* **The data**
Content starts
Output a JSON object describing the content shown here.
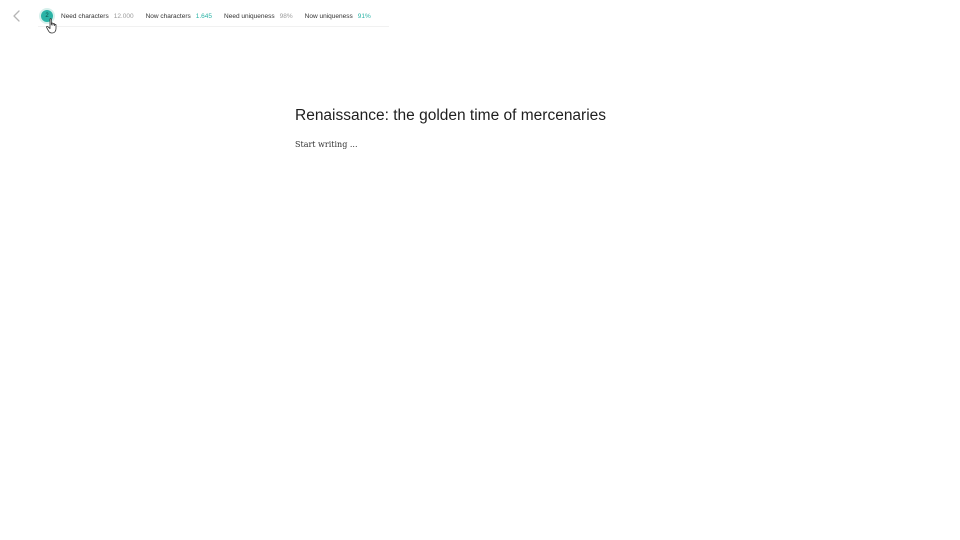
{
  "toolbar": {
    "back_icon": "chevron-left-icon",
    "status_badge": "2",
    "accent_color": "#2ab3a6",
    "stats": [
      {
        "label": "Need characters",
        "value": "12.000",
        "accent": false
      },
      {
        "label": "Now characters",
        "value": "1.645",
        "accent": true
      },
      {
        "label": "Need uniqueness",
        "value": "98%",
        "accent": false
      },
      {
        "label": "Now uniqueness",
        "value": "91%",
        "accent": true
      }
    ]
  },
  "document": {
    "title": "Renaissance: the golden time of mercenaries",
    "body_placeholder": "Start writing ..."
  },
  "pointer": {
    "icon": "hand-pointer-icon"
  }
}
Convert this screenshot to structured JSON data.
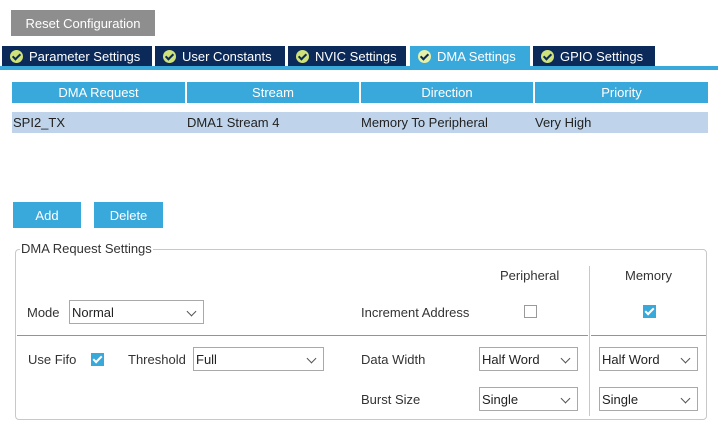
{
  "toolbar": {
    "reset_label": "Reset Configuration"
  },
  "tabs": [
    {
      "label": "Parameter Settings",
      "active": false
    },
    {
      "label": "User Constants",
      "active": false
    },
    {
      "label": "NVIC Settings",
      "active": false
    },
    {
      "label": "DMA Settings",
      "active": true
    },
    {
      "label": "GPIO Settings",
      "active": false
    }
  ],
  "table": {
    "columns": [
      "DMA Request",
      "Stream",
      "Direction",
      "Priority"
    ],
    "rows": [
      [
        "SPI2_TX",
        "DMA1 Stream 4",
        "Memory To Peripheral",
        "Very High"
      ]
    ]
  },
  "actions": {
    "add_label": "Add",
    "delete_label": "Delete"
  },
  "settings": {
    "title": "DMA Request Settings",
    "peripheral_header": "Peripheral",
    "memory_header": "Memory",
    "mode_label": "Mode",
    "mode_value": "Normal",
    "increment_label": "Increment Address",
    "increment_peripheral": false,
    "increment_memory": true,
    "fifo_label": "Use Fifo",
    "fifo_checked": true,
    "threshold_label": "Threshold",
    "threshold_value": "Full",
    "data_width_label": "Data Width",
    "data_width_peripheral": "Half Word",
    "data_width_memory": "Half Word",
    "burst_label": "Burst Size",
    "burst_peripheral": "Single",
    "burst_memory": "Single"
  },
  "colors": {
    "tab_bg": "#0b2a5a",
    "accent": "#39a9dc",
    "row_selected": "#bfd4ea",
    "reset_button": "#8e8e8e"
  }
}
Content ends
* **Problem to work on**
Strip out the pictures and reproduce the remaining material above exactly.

* **Response to this task**
Output a JSON object describing the content shown here.
{
  "toolbar": {
    "back_icon": "chevron-left-icon",
    "status_badge": "2",
    "accent_color": "#2ab3a6",
    "stats": [
      {
        "label": "Need characters",
        "value": "12.000",
        "accent": false
      },
      {
        "label": "Now characters",
        "value": "1.645",
        "accent": true
      },
      {
        "label": "Need uniqueness",
        "value": "98%",
        "accent": false
      },
      {
        "label": "Now uniqueness",
        "value": "91%",
        "accent": true
      }
    ]
  },
  "document": {
    "title": "Renaissance: the golden time of mercenaries",
    "body_placeholder": "Start writing ..."
  },
  "pointer": {
    "icon": "hand-pointer-icon"
  }
}
Convert this screenshot to structured JSON data.
{
  "toolbar": {
    "reset_label": "Reset Configuration"
  },
  "tabs": [
    {
      "label": "Parameter Settings",
      "active": false
    },
    {
      "label": "User Constants",
      "active": false
    },
    {
      "label": "NVIC Settings",
      "active": false
    },
    {
      "label": "DMA Settings",
      "active": true
    },
    {
      "label": "GPIO Settings",
      "active": false
    }
  ],
  "table": {
    "columns": [
      "DMA Request",
      "Stream",
      "Direction",
      "Priority"
    ],
    "rows": [
      [
        "SPI2_TX",
        "DMA1 Stream 4",
        "Memory To Peripheral",
        "Very High"
      ]
    ]
  },
  "actions": {
    "add_label": "Add",
    "delete_label": "Delete"
  },
  "settings": {
    "title": "DMA Request Settings",
    "peripheral_header": "Peripheral",
    "memory_header": "Memory",
    "mode_label": "Mode",
    "mode_value": "Normal",
    "increment_label": "Increment Address",
    "increment_peripheral": false,
    "increment_memory": true,
    "fifo_label": "Use Fifo",
    "fifo_checked": true,
    "threshold_label": "Threshold",
    "threshold_value": "Full",
    "data_width_label": "Data Width",
    "data_width_peripheral": "Half Word",
    "data_width_memory": "Half Word",
    "burst_label": "Burst Size",
    "burst_peripheral": "Single",
    "burst_memory": "Single"
  },
  "colors": {
    "tab_bg": "#0b2a5a",
    "accent": "#39a9dc",
    "row_selected": "#bfd4ea",
    "reset_button": "#8e8e8e"
  }
}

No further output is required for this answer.